(2) Departments shall consider applying to the Innovation Investment Program, pursuant to s. 216.235, for financial assistance required in streamlining and integrating information systems to reduce paperwork requirements.
(3) Departments shall make available, upon request, a list of the initiatives taken to reduce paperwork associated with collecting information from individuals, private sector organizations, and local governments.
History.—s. 3, ch. 96-390; s. 30, ch. 2004-335.
CUSTOMER SERVICE STANDARDS
23.30 Florida Customer Service Standards Act.
23.30 Florida Customer Service Standards Act.—
(1) SHORT TITLE.—This section may be cited as the “Florida Customer Service Standards Act.”
(2) PURPOSE.—It is the purpose of this section to direct state departments to practice and employ all the measures set forth in this section.
(3) DEFINITIONS.—As used in this section:
(a) “Customer” means any member of the public who uses or requests services or information provided by a state department or who is required by statute to interact with the department.
(b) “Department” means a principal administrative unit within the executive branch of state government, as set forth in chapter 20, and also includes the Public Service Commission.
(4) MEASURES TO BE IMPLEMENTED.—State departments shall:
(a) Designate an employee or employees in the department who shall be responsible for facilitating the resolution of customer complaints, including any customer complaints regarding unsatisfactory treatment by department employees.
(b) Provide available information, except information which is confidential pursuant to any other state or federal law, and accurate responses to questions and requests for assistance in a prompt manner.
(c) Acknowledge receipt of a telephonic or electronic question or request by the end of the next business day.
(d) Provide local or toll-free telephonic or electronic access either through a centralized complaint-intake call center or directly to a department employee or employees designated to resolve customer complaints.
(e) Develop a process for review by upper-level management of any customer complaints not resolved by the department employee or employees designated to resolve customer complaints.
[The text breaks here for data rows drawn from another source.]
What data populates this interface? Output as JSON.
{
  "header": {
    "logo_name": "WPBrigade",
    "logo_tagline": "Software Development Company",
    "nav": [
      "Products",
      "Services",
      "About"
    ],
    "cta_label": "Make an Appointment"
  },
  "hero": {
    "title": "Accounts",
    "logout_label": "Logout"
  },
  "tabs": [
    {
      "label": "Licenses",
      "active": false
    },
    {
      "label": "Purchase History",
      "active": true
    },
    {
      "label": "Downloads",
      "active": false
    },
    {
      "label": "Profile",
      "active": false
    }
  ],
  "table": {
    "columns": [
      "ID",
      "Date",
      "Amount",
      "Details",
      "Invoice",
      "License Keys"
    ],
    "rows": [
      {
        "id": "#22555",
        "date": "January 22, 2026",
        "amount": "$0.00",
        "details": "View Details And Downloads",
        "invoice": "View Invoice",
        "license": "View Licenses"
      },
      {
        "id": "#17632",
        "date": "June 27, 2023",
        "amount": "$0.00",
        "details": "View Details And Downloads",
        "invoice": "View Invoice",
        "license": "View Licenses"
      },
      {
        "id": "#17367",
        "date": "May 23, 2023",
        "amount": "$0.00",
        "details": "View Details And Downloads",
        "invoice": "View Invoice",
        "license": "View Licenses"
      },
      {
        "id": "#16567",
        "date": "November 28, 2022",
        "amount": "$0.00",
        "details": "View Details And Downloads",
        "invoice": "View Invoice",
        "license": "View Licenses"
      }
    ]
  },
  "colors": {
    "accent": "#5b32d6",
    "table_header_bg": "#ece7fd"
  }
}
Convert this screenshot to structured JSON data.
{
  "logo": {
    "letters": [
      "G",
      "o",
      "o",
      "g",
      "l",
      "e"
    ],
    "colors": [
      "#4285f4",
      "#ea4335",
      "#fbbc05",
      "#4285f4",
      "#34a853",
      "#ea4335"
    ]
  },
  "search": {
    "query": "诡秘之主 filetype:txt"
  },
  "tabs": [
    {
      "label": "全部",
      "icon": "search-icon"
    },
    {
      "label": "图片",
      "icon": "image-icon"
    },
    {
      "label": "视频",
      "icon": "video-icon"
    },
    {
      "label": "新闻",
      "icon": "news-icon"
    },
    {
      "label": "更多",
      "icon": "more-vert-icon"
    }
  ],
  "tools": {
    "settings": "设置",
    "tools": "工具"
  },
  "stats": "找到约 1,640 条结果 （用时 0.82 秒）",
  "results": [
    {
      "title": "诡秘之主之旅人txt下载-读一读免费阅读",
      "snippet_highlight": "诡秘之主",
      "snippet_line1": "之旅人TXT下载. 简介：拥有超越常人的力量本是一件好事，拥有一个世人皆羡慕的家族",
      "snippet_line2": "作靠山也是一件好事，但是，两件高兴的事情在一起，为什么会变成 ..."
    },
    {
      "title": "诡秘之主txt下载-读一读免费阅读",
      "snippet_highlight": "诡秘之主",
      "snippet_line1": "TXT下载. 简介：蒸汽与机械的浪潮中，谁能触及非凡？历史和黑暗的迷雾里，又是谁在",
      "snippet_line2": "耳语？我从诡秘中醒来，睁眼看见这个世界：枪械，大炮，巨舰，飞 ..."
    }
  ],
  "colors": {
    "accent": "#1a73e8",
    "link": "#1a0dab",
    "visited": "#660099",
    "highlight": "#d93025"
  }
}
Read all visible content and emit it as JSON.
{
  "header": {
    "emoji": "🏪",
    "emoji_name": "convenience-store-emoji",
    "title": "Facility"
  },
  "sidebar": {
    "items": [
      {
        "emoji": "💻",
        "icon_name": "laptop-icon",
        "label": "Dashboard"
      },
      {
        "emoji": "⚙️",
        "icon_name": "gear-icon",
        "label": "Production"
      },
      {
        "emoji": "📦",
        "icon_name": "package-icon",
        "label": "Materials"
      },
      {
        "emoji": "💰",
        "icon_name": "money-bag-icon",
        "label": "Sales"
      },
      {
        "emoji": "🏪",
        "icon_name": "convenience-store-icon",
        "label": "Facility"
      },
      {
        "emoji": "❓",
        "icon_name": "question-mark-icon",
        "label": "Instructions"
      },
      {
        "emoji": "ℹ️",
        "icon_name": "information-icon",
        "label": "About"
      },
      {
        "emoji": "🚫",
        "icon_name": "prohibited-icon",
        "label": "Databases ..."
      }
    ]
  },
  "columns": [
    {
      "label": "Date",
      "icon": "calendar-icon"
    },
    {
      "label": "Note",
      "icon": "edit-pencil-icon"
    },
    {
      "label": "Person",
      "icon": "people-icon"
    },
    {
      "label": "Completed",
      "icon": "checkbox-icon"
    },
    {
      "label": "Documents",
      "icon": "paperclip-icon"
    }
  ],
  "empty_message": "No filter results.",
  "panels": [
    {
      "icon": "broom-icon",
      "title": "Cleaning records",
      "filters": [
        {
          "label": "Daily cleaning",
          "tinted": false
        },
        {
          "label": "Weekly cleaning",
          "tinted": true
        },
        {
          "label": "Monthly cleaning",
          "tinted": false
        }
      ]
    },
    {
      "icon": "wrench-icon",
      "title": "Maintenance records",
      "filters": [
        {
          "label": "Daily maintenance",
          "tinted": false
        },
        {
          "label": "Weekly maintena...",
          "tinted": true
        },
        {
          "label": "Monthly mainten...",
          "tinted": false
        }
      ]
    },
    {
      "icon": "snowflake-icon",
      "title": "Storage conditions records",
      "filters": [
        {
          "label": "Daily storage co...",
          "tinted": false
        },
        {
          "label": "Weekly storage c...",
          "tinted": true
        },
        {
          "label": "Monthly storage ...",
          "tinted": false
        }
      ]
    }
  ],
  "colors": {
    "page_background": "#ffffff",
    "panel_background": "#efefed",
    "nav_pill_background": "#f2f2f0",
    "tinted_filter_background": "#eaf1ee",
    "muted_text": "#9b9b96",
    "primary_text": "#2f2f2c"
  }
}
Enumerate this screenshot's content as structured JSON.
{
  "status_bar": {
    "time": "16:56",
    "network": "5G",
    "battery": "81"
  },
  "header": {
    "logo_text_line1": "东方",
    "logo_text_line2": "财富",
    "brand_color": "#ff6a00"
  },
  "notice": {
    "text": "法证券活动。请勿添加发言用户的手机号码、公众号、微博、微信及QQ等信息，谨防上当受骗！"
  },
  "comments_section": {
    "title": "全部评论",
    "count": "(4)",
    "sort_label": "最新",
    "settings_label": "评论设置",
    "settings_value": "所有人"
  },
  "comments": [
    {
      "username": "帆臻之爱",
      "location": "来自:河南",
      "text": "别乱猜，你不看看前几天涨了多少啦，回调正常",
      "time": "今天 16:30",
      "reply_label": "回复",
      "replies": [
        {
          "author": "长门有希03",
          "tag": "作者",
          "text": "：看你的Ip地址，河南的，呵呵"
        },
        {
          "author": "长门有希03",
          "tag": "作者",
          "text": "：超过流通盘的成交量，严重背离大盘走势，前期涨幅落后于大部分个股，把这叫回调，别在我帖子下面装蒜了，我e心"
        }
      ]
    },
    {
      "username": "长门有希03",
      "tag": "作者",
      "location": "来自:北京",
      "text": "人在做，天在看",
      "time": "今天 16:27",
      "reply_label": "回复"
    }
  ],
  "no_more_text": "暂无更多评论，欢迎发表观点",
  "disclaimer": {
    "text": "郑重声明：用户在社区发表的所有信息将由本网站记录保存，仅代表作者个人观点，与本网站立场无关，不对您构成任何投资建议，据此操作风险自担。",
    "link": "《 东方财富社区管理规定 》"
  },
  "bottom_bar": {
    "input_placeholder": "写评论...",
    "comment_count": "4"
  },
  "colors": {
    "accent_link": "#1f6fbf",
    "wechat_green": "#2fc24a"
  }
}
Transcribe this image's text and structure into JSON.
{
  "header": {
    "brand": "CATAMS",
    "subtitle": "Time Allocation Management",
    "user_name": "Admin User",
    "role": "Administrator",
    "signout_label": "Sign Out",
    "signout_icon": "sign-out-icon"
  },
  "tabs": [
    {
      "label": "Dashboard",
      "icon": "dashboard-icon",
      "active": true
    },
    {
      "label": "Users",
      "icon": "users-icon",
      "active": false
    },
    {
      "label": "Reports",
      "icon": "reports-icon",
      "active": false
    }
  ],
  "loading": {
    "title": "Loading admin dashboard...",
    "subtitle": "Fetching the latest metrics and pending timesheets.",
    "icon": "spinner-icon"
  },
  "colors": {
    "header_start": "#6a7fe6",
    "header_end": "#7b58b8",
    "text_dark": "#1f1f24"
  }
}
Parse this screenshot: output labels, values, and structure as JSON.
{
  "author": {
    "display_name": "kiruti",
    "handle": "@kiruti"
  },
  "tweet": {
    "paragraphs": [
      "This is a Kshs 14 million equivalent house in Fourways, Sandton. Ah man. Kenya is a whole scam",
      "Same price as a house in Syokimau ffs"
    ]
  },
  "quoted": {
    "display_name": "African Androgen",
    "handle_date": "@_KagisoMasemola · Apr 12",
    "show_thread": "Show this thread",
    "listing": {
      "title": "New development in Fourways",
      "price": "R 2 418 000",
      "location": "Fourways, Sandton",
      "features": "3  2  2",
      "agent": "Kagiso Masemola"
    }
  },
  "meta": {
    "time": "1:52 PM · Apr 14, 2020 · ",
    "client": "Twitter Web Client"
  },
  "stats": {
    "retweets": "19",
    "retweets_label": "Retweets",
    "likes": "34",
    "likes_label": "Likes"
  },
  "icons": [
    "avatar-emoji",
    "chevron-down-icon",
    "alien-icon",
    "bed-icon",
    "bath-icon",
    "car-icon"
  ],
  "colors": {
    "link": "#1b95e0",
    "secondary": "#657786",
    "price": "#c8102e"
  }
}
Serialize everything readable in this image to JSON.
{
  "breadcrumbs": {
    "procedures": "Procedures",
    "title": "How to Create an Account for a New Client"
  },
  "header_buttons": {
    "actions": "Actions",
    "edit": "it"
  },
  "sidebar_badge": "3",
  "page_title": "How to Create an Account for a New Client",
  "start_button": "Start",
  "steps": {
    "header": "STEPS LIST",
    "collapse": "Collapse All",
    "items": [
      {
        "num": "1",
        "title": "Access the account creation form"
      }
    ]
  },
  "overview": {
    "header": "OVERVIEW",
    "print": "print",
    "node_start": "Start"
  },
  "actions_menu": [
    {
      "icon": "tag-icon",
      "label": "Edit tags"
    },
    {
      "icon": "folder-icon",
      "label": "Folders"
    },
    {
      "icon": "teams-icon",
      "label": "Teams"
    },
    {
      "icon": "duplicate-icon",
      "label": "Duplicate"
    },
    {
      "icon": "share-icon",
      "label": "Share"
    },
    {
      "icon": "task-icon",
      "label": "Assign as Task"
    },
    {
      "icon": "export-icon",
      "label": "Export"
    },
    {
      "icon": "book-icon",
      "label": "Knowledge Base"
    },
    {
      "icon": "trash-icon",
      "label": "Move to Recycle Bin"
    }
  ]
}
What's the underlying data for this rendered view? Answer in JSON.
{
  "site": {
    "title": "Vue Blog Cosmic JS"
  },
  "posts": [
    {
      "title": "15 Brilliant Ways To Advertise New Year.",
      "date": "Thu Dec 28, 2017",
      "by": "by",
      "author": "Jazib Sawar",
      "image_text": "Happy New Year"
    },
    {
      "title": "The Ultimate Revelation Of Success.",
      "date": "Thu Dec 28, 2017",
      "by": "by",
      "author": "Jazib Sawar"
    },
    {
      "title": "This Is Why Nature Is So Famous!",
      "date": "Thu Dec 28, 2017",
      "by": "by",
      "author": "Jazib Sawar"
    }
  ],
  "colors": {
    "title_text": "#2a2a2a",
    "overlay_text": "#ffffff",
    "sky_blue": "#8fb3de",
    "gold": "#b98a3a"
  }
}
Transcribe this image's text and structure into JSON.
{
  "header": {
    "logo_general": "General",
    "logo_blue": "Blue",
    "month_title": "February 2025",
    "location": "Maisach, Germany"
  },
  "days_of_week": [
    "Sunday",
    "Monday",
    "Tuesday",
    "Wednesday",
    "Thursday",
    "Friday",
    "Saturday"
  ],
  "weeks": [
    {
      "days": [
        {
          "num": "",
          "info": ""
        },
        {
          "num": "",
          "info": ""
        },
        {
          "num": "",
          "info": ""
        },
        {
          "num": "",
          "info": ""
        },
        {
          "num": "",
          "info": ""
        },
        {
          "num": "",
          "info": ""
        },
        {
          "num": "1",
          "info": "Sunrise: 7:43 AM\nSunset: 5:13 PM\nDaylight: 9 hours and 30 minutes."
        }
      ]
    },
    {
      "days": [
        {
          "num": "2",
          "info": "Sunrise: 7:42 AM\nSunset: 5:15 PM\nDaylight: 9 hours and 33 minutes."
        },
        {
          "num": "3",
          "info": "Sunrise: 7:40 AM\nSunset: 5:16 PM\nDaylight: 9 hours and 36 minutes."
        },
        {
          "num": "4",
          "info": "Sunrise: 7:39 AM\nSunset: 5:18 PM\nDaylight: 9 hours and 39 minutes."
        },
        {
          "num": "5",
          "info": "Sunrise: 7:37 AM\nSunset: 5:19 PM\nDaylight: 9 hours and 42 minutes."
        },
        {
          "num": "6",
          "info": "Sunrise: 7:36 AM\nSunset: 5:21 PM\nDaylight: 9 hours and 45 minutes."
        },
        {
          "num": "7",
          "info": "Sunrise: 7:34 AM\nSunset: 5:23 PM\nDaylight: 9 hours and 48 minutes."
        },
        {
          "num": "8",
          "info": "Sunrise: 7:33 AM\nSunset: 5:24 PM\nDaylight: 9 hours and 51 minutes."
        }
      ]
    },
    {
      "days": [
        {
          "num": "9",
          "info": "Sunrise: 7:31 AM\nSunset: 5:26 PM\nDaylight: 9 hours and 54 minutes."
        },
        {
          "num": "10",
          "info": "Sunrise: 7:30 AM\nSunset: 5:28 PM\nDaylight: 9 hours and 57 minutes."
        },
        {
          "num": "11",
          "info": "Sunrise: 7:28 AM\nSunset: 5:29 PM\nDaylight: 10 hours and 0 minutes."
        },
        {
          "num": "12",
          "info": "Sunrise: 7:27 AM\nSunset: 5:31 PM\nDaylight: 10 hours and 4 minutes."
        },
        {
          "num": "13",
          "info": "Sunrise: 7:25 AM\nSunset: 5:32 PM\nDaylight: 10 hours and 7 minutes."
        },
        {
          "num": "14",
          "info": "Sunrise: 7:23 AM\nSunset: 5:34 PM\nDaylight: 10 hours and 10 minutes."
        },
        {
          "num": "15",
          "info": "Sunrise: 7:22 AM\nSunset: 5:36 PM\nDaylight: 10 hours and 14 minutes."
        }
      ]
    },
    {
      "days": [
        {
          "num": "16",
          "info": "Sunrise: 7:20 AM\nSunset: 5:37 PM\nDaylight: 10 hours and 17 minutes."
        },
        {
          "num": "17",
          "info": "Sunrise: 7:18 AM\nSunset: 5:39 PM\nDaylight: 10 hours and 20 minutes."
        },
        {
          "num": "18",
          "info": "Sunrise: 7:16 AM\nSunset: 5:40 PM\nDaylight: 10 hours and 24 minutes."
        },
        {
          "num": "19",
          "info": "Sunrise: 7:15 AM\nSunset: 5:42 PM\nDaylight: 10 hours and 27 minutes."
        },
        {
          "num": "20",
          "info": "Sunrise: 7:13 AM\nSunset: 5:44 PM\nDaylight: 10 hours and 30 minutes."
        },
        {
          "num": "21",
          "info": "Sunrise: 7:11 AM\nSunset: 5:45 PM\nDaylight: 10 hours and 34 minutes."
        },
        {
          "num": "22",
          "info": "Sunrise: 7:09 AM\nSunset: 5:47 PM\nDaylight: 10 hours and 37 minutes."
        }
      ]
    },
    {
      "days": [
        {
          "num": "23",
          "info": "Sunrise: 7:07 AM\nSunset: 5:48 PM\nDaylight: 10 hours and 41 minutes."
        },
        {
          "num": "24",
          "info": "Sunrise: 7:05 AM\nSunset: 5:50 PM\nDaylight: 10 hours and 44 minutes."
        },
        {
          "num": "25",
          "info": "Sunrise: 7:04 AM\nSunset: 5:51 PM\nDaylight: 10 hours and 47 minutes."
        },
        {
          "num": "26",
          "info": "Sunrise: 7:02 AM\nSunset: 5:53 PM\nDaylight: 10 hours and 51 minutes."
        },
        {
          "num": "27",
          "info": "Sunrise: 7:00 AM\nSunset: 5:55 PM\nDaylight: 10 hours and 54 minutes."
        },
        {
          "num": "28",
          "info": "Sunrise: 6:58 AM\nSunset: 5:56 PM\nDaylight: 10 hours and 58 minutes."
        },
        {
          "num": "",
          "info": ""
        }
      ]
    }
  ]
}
In evaluating the appropriateness of response time, management may consider periodic, high volume inquiries as a justifiable cause of delay.
(f) Develop customer satisfaction measures as part of the department’s performance measurement system.
(g) Employ a system by which customer complaints and resolutions of those complaints are tracked.
(h) Provide statistical data on customer complaints and resolutions of those complaints, and on customer satisfaction measures in annual reports or other performance publications, and use this data when conducting management and budget planning activities.
(i) Provide training to employees on improving customer service and on the role of the department employee or employees designated to resolve customer complaints.
(j) Include in the departmental strategic plan a program outline or goal regarding customer service.
(k) Conduct interdepartmental discussions on methods of providing and improving customer service.
(5) OPERATING HOURS.—Departments shall be staffed and open to the public for business on all regular business days.
(6) FUNDING.—Departments shall use available resources to achieve the purposes of this section.
(7) FAILURE TO COMPLY.—No cause of action shall arise in favor of any person due to a department’s failure to comply with any provision of this section.
(8) EXCEPTIONS.—This section does not apply to a person who uses or requests services or information from a department when such service or information is related to that person’s:
(a) Pending or current criminal prosecution;
(b) Current incarceration;
(c) Pending administrative action; or
(d) Current lawful state or local government custody.